» Material for the task:
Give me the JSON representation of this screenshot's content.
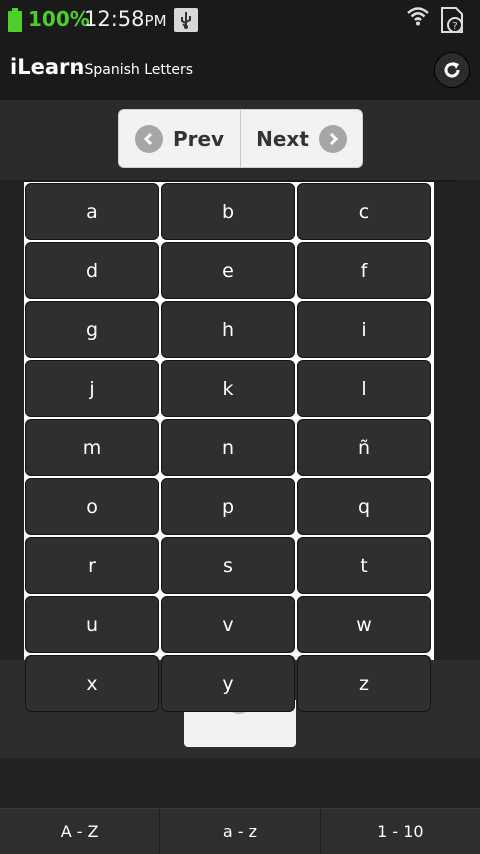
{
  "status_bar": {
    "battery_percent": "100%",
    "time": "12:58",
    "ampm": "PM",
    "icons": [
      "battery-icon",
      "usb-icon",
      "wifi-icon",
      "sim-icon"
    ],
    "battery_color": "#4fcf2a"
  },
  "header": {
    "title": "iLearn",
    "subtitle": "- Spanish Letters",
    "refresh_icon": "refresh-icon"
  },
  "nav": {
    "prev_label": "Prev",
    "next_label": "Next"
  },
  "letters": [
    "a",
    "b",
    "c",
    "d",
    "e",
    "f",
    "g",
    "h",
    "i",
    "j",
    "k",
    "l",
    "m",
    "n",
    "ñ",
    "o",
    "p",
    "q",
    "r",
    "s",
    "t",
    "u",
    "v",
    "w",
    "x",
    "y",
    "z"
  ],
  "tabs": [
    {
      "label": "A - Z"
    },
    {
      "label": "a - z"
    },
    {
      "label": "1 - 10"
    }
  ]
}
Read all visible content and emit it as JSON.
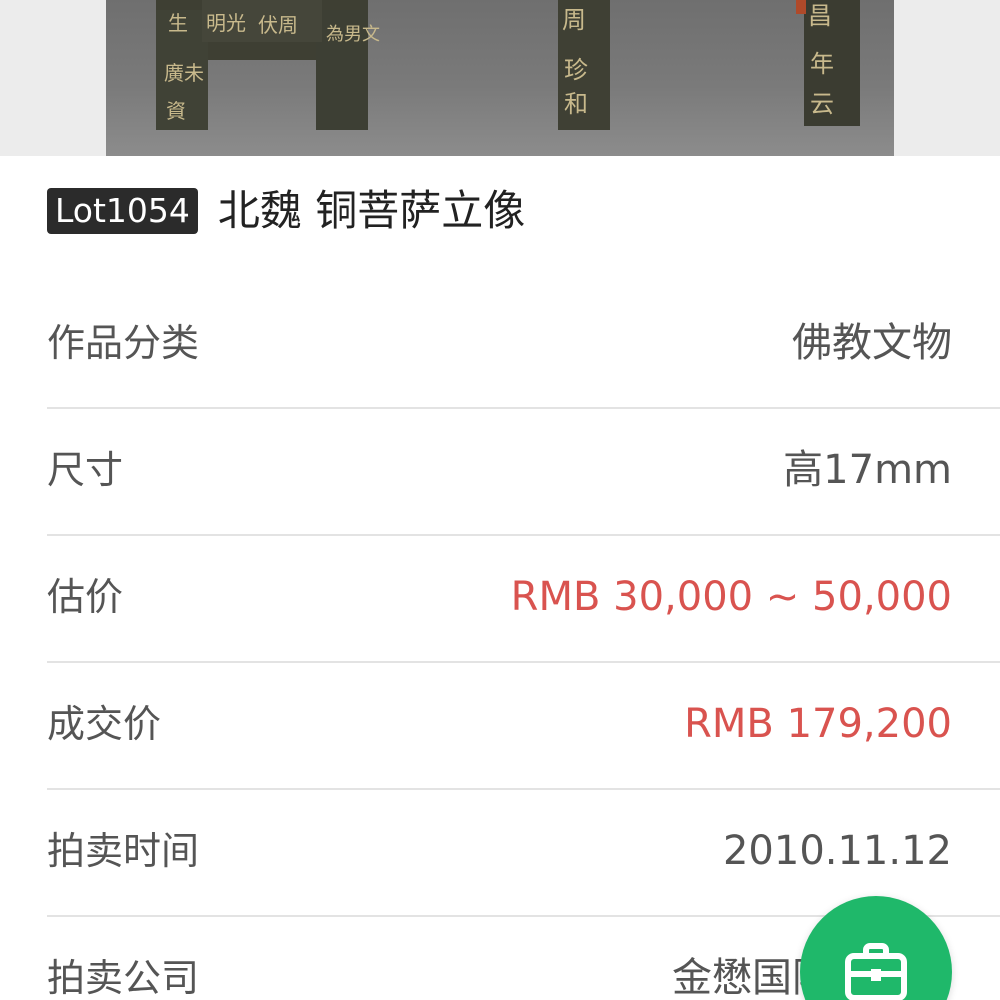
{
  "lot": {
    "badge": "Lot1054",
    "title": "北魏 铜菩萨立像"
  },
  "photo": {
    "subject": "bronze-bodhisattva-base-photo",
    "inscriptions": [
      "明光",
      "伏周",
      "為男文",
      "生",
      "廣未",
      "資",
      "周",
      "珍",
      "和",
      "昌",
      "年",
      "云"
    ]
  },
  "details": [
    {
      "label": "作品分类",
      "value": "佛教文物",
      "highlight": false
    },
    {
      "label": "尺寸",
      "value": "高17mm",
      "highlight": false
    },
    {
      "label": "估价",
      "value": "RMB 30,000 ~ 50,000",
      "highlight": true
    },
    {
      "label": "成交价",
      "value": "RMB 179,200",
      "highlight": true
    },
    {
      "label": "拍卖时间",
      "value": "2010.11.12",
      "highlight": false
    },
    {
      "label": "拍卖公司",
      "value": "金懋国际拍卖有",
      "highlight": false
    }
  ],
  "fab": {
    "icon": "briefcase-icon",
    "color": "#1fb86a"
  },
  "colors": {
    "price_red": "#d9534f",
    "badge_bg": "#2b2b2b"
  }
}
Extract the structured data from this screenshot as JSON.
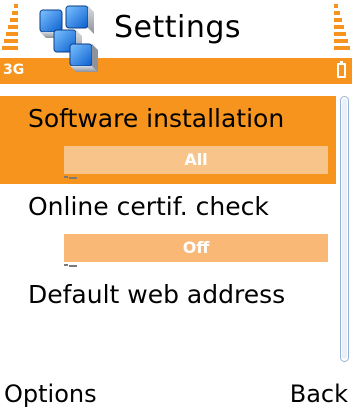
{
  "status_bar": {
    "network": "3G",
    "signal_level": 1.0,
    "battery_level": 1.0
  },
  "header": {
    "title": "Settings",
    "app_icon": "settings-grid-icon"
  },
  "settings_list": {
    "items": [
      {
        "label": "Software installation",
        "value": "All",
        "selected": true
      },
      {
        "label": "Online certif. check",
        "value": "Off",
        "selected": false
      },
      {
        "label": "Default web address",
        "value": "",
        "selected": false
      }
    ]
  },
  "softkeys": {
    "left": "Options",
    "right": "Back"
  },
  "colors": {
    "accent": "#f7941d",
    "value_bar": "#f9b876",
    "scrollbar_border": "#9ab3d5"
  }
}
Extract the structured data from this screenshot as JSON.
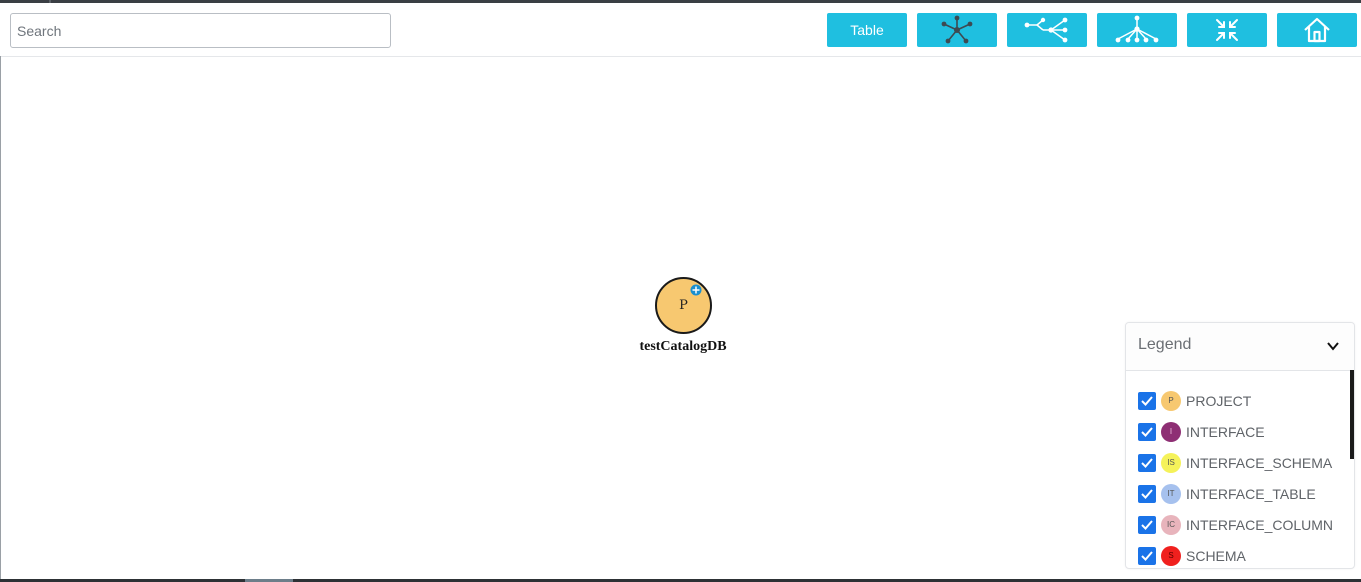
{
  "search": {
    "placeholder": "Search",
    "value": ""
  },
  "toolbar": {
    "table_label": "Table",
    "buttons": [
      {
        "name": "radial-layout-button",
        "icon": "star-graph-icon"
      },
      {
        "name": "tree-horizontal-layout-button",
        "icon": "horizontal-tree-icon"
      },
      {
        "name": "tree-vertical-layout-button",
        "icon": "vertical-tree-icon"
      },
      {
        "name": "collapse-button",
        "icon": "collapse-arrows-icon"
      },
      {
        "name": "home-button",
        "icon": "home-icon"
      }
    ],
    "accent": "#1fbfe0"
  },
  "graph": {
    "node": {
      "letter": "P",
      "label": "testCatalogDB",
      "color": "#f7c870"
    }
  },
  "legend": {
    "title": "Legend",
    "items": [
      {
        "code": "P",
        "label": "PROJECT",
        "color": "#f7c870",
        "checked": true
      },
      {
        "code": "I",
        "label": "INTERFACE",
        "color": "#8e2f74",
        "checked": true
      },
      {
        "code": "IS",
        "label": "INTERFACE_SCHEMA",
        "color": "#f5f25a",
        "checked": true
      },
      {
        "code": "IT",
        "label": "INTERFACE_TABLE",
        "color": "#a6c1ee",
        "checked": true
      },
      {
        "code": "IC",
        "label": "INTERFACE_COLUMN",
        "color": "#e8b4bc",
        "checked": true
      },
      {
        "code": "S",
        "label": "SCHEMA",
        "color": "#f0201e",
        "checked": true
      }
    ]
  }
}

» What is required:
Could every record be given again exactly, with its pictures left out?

» Answer box:
Give me the JSON representation of this screenshot's content.
{
  "status_bar": {
    "battery_percent": "100%",
    "time": "12:58",
    "ampm": "PM",
    "icons": [
      "battery-icon",
      "usb-icon",
      "wifi-icon",
      "sim-icon"
    ],
    "battery_color": "#4fcf2a"
  },
  "header": {
    "title": "iLearn",
    "subtitle": "- Spanish Letters",
    "refresh_icon": "refresh-icon"
  },
  "nav": {
    "prev_label": "Prev",
    "next_label": "Next"
  },
  "letters": [
    "a",
    "b",
    "c",
    "d",
    "e",
    "f",
    "g",
    "h",
    "i",
    "j",
    "k",
    "l",
    "m",
    "n",
    "ñ",
    "o",
    "p",
    "q",
    "r",
    "s",
    "t",
    "u",
    "v",
    "w",
    "x",
    "y",
    "z"
  ],
  "tabs": [
    {
      "label": "A - Z"
    },
    {
      "label": "a - z"
    },
    {
      "label": "1 - 10"
    }
  ]
}
Read all visible content and emit it as JSON.
{
  "lot": {
    "badge": "Lot1054",
    "title": "北魏 铜菩萨立像"
  },
  "photo": {
    "subject": "bronze-bodhisattva-base-photo",
    "inscriptions": [
      "明光",
      "伏周",
      "為男文",
      "生",
      "廣未",
      "資",
      "周",
      "珍",
      "和",
      "昌",
      "年",
      "云"
    ]
  },
  "details": [
    {
      "label": "作品分类",
      "value": "佛教文物",
      "highlight": false
    },
    {
      "label": "尺寸",
      "value": "高17mm",
      "highlight": false
    },
    {
      "label": "估价",
      "value": "RMB 30,000 ~ 50,000",
      "highlight": true
    },
    {
      "label": "成交价",
      "value": "RMB 179,200",
      "highlight": true
    },
    {
      "label": "拍卖时间",
      "value": "2010.11.12",
      "highlight": false
    },
    {
      "label": "拍卖公司",
      "value": "金懋国际拍卖有",
      "highlight": false
    }
  ],
  "fab": {
    "icon": "briefcase-icon",
    "color": "#1fb86a"
  },
  "colors": {
    "price_red": "#d9534f",
    "badge_bg": "#2b2b2b"
  }
}
Extract the structured data from this screenshot as JSON.
{
  "status_bar": {
    "network": "3G",
    "signal_level": 1.0,
    "battery_level": 1.0
  },
  "header": {
    "title": "Settings",
    "app_icon": "settings-grid-icon"
  },
  "settings_list": {
    "items": [
      {
        "label": "Software installation",
        "value": "All",
        "selected": true
      },
      {
        "label": "Online certif. check",
        "value": "Off",
        "selected": false
      },
      {
        "label": "Default web address",
        "value": "",
        "selected": false
      }
    ]
  },
  "softkeys": {
    "left": "Options",
    "right": "Back"
  },
  "colors": {
    "accent": "#f7941d",
    "value_bar": "#f9b876",
    "scrollbar_border": "#9ab3d5"
  }
}
Extract the structured data from this screenshot as JSON.
{
  "search": {
    "placeholder": "Search",
    "value": ""
  },
  "toolbar": {
    "table_label": "Table",
    "buttons": [
      {
        "name": "radial-layout-button",
        "icon": "star-graph-icon"
      },
      {
        "name": "tree-horizontal-layout-button",
        "icon": "horizontal-tree-icon"
      },
      {
        "name": "tree-vertical-layout-button",
        "icon": "vertical-tree-icon"
      },
      {
        "name": "collapse-button",
        "icon": "collapse-arrows-icon"
      },
      {
        "name": "home-button",
        "icon": "home-icon"
      }
    ],
    "accent": "#1fbfe0"
  },
  "graph": {
    "node": {
      "letter": "P",
      "label": "testCatalogDB",
      "color": "#f7c870"
    }
  },
  "legend": {
    "title": "Legend",
    "items": [
      {
        "code": "P",
        "label": "PROJECT",
        "color": "#f7c870",
        "checked": true
      },
      {
        "code": "I",
        "label": "INTERFACE",
        "color": "#8e2f74",
        "checked": true
      },
      {
        "code": "IS",
        "label": "INTERFACE_SCHEMA",
        "color": "#f5f25a",
        "checked": true
      },
      {
        "code": "IT",
        "label": "INTERFACE_TABLE",
        "color": "#a6c1ee",
        "checked": true
      },
      {
        "code": "IC",
        "label": "INTERFACE_COLUMN",
        "color": "#e8b4bc",
        "checked": true
      },
      {
        "code": "S",
        "label": "SCHEMA",
        "color": "#f0201e",
        "checked": true
      }
    ]
  }
}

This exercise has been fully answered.